In the entries below, count the lines that hold the string "this" and state only that count.

[Page and application data records]
# # # # #
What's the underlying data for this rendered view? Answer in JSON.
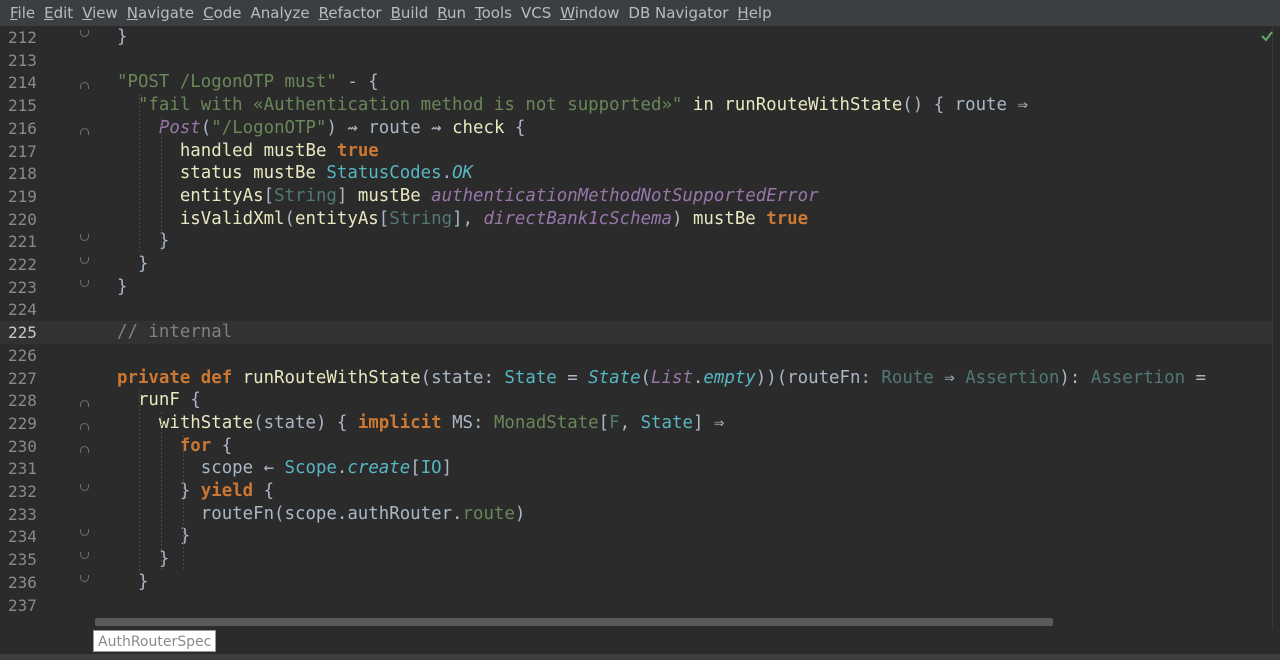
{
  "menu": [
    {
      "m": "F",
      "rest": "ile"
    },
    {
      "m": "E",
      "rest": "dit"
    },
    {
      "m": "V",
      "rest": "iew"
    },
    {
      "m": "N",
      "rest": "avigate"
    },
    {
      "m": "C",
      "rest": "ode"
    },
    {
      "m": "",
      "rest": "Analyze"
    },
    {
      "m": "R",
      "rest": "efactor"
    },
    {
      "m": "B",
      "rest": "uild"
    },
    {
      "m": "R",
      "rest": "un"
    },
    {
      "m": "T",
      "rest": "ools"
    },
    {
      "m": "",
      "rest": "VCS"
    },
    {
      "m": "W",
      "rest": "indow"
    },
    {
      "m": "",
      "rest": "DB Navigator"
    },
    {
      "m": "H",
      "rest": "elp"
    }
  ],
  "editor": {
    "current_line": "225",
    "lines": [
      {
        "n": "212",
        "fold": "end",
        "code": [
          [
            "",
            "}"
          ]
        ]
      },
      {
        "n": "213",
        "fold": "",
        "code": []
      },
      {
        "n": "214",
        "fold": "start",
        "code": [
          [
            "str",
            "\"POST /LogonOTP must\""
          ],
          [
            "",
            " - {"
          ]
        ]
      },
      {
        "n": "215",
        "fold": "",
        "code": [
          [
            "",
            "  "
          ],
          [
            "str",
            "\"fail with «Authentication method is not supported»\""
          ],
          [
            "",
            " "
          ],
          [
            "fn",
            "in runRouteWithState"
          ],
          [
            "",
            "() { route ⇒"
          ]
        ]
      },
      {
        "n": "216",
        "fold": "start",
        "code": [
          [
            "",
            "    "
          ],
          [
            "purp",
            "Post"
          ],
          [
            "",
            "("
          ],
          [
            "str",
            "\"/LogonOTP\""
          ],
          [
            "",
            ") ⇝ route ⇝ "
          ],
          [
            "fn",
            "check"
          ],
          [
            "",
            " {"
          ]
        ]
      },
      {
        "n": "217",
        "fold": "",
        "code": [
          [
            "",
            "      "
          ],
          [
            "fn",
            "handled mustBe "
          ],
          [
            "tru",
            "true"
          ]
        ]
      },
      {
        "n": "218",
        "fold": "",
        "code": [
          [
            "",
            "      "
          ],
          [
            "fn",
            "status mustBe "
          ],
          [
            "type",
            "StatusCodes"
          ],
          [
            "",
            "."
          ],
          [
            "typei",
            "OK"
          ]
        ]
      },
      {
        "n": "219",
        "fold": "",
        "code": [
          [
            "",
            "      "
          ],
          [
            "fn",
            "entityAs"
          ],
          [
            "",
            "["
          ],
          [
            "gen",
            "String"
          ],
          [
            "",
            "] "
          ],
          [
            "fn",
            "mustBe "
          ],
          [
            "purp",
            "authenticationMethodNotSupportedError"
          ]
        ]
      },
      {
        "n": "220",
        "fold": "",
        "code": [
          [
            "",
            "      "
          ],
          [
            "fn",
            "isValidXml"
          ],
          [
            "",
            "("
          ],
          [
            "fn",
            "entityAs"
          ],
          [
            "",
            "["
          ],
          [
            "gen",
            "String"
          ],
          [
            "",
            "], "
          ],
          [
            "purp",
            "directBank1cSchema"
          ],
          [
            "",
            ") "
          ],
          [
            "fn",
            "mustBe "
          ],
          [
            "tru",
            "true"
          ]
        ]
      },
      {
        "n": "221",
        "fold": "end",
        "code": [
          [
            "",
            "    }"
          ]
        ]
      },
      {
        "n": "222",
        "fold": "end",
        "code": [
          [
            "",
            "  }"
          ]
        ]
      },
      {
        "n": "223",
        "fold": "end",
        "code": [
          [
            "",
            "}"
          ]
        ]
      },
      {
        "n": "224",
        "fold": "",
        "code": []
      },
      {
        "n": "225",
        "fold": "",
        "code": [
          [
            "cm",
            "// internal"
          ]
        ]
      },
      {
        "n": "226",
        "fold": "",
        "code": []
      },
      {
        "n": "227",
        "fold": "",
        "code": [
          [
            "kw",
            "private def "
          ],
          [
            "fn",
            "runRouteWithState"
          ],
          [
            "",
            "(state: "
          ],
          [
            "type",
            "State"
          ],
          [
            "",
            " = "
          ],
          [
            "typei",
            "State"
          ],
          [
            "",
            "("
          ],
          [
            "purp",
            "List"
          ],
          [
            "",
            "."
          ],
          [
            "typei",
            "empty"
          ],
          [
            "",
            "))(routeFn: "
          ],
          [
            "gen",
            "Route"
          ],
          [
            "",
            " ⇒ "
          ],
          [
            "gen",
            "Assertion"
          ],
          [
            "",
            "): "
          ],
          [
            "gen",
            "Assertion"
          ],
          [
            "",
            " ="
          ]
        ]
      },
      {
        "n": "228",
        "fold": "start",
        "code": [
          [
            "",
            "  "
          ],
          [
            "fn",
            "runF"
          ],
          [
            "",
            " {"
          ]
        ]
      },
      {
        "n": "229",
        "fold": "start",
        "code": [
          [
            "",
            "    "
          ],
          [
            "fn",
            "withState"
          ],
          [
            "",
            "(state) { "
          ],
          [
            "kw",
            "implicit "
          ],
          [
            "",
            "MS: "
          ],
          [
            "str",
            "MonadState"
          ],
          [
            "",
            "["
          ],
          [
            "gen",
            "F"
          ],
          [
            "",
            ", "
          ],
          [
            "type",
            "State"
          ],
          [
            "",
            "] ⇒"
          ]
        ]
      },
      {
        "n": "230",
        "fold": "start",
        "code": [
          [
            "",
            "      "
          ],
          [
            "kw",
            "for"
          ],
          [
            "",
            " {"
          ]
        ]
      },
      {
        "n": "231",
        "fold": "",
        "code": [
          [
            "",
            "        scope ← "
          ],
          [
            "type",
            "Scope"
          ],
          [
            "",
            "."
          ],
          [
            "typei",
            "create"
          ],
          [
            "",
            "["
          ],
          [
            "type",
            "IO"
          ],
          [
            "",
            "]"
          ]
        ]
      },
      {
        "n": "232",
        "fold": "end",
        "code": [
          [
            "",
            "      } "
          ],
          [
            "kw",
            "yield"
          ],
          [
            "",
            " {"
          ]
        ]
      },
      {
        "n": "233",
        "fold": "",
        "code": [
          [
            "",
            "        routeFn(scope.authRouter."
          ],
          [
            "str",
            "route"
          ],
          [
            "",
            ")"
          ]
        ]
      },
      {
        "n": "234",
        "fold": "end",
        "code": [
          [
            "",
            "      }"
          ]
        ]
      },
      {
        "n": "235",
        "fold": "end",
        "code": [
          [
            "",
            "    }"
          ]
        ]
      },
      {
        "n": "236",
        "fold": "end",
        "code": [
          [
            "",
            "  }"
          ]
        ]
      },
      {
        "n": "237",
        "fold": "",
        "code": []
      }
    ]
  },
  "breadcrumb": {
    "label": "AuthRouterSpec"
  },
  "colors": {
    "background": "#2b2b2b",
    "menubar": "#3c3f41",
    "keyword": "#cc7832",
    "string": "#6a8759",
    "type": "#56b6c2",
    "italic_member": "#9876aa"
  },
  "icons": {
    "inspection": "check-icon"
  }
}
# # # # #
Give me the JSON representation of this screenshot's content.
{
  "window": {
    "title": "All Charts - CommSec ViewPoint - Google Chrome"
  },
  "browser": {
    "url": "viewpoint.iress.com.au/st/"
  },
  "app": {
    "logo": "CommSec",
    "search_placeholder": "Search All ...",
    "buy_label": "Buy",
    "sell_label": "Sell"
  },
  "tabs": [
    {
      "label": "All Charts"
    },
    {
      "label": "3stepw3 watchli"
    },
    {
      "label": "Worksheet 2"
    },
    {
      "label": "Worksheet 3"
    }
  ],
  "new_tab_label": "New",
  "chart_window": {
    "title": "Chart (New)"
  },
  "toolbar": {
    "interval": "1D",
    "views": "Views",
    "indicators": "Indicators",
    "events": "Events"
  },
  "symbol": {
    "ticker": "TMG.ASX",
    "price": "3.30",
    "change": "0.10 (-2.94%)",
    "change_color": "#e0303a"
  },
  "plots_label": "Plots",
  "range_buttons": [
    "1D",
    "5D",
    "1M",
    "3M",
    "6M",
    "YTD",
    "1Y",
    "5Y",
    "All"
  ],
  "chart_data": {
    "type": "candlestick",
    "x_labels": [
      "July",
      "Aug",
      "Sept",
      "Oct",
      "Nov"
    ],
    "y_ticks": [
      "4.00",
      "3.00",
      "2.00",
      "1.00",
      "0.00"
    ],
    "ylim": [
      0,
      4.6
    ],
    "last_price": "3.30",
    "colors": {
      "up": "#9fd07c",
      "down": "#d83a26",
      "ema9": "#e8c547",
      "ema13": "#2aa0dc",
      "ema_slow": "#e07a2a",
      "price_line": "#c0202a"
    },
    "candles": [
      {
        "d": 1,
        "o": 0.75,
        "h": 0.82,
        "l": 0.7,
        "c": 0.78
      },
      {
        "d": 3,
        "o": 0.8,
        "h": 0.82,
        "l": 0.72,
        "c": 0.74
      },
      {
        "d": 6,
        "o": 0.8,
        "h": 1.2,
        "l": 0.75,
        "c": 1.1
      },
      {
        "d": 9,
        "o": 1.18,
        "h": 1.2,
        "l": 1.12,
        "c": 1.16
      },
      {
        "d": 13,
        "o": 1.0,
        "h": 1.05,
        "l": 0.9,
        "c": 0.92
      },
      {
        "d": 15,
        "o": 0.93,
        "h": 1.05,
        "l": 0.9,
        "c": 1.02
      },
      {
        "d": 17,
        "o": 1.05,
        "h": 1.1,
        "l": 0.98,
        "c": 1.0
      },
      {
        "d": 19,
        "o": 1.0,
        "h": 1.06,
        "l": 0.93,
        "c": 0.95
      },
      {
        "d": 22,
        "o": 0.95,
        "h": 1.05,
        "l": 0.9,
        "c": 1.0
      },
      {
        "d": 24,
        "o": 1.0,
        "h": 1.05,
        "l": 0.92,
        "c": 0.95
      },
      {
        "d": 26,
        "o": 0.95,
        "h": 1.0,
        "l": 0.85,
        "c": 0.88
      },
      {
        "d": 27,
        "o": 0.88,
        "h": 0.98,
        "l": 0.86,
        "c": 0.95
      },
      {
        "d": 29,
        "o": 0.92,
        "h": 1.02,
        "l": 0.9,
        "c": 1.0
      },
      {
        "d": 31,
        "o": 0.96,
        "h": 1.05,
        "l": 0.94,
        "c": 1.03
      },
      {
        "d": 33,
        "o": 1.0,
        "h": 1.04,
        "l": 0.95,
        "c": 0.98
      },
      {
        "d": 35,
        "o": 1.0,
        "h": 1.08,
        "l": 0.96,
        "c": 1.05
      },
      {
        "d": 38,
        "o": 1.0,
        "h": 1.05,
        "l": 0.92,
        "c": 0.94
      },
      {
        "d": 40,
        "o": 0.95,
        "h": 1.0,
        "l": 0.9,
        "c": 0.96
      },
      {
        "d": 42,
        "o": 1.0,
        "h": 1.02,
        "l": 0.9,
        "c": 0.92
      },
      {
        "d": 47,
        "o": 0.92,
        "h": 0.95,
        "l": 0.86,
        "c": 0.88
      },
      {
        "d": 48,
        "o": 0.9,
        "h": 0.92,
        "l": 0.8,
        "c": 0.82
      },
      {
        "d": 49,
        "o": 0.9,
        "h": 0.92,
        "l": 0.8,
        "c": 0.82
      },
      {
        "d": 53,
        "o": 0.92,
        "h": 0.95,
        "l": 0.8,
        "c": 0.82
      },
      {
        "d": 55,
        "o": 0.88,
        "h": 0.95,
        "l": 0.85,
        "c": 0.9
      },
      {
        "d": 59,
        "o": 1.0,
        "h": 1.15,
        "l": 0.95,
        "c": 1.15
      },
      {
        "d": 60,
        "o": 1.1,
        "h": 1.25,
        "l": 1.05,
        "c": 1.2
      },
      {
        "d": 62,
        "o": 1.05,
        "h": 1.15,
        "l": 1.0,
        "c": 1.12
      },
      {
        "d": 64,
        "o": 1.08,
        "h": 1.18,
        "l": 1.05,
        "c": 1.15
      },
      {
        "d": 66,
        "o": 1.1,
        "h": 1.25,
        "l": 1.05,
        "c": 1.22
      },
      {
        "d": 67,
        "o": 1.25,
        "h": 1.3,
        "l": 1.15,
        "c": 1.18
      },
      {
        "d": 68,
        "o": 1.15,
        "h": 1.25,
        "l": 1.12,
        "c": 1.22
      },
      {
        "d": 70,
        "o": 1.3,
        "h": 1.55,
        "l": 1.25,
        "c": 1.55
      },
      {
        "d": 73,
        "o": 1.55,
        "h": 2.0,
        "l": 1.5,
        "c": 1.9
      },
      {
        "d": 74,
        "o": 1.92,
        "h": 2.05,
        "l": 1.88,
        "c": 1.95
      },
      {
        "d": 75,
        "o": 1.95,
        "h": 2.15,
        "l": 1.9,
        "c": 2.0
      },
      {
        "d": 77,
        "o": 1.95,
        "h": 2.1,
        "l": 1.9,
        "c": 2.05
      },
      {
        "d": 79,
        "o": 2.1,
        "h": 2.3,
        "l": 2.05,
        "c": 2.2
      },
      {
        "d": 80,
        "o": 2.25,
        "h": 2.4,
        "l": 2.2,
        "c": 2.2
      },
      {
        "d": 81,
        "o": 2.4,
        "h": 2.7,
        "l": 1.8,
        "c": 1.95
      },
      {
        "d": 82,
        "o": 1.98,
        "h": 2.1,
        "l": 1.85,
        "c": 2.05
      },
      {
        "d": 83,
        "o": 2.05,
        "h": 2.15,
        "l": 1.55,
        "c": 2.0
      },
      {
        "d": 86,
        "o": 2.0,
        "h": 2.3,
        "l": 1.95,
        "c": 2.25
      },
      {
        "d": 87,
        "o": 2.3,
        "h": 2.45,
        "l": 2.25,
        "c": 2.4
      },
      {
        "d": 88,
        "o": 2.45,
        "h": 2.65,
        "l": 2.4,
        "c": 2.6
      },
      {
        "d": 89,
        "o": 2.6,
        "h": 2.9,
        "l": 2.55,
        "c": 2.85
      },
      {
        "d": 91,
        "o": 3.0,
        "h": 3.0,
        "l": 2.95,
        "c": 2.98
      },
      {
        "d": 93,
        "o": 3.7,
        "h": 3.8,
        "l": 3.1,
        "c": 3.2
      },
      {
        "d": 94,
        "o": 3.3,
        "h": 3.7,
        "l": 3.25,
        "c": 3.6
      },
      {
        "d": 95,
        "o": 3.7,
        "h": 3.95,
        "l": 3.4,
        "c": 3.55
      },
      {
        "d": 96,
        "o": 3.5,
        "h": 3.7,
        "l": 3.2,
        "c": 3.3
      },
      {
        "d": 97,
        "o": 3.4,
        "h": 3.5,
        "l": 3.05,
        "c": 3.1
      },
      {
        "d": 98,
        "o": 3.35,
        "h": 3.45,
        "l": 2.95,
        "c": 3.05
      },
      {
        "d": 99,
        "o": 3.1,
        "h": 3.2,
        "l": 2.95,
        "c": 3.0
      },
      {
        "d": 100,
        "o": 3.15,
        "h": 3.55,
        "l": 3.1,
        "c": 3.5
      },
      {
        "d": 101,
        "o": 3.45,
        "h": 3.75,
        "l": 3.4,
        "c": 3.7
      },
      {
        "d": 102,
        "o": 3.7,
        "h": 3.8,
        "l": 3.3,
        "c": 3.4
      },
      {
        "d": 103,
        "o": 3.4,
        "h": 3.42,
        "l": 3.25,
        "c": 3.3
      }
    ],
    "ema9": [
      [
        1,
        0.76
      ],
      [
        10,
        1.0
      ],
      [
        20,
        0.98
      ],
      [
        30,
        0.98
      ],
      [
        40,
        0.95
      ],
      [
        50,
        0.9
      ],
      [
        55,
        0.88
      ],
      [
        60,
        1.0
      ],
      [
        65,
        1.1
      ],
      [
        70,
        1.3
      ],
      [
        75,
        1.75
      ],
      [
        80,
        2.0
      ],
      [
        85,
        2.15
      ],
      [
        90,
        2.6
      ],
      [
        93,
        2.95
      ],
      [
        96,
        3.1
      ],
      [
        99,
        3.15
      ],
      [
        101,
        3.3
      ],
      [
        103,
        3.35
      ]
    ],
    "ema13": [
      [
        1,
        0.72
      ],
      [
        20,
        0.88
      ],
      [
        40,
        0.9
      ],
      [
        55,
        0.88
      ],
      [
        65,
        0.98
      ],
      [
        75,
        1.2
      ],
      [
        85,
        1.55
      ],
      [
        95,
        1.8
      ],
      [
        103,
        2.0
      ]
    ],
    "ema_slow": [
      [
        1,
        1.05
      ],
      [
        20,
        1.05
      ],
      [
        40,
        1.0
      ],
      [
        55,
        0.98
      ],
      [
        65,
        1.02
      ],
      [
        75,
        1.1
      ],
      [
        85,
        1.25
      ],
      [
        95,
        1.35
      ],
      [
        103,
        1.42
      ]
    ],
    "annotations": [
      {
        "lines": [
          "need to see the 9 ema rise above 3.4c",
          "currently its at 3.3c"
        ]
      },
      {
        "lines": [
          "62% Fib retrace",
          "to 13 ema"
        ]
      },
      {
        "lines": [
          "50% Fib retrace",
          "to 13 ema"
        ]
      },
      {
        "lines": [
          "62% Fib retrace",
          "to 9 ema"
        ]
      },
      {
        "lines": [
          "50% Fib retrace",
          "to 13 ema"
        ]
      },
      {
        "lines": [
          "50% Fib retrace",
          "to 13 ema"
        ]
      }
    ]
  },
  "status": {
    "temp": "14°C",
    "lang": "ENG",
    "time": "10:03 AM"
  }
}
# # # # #
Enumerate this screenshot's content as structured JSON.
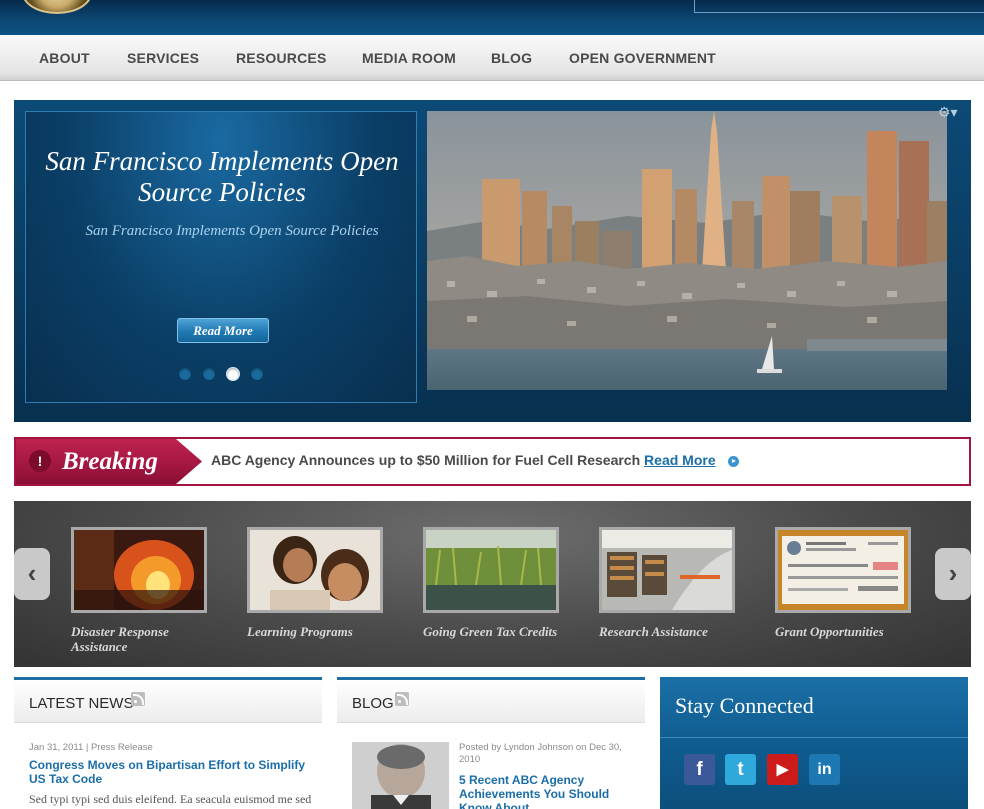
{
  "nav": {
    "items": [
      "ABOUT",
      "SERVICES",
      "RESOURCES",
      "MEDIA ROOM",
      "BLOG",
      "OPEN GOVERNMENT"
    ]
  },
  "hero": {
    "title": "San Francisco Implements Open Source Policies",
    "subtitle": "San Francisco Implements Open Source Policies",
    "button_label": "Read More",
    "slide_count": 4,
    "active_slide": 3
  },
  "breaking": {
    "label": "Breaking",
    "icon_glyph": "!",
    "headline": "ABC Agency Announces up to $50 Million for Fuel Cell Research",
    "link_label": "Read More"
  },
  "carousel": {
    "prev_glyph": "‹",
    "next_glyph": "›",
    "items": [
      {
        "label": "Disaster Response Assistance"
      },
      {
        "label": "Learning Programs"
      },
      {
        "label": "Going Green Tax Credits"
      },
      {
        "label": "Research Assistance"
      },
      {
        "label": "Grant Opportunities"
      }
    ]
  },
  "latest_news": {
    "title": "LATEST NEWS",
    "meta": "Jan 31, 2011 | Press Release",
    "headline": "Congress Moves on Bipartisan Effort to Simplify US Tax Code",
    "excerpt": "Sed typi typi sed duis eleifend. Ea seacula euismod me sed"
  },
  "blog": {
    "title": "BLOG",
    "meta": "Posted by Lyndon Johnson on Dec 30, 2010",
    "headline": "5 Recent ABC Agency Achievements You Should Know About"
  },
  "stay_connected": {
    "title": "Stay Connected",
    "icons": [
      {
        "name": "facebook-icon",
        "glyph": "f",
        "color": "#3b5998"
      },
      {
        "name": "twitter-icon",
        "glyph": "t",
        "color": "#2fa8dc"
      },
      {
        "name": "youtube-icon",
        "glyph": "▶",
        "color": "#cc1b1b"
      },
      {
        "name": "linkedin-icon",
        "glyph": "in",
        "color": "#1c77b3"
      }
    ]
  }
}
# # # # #
• Response
3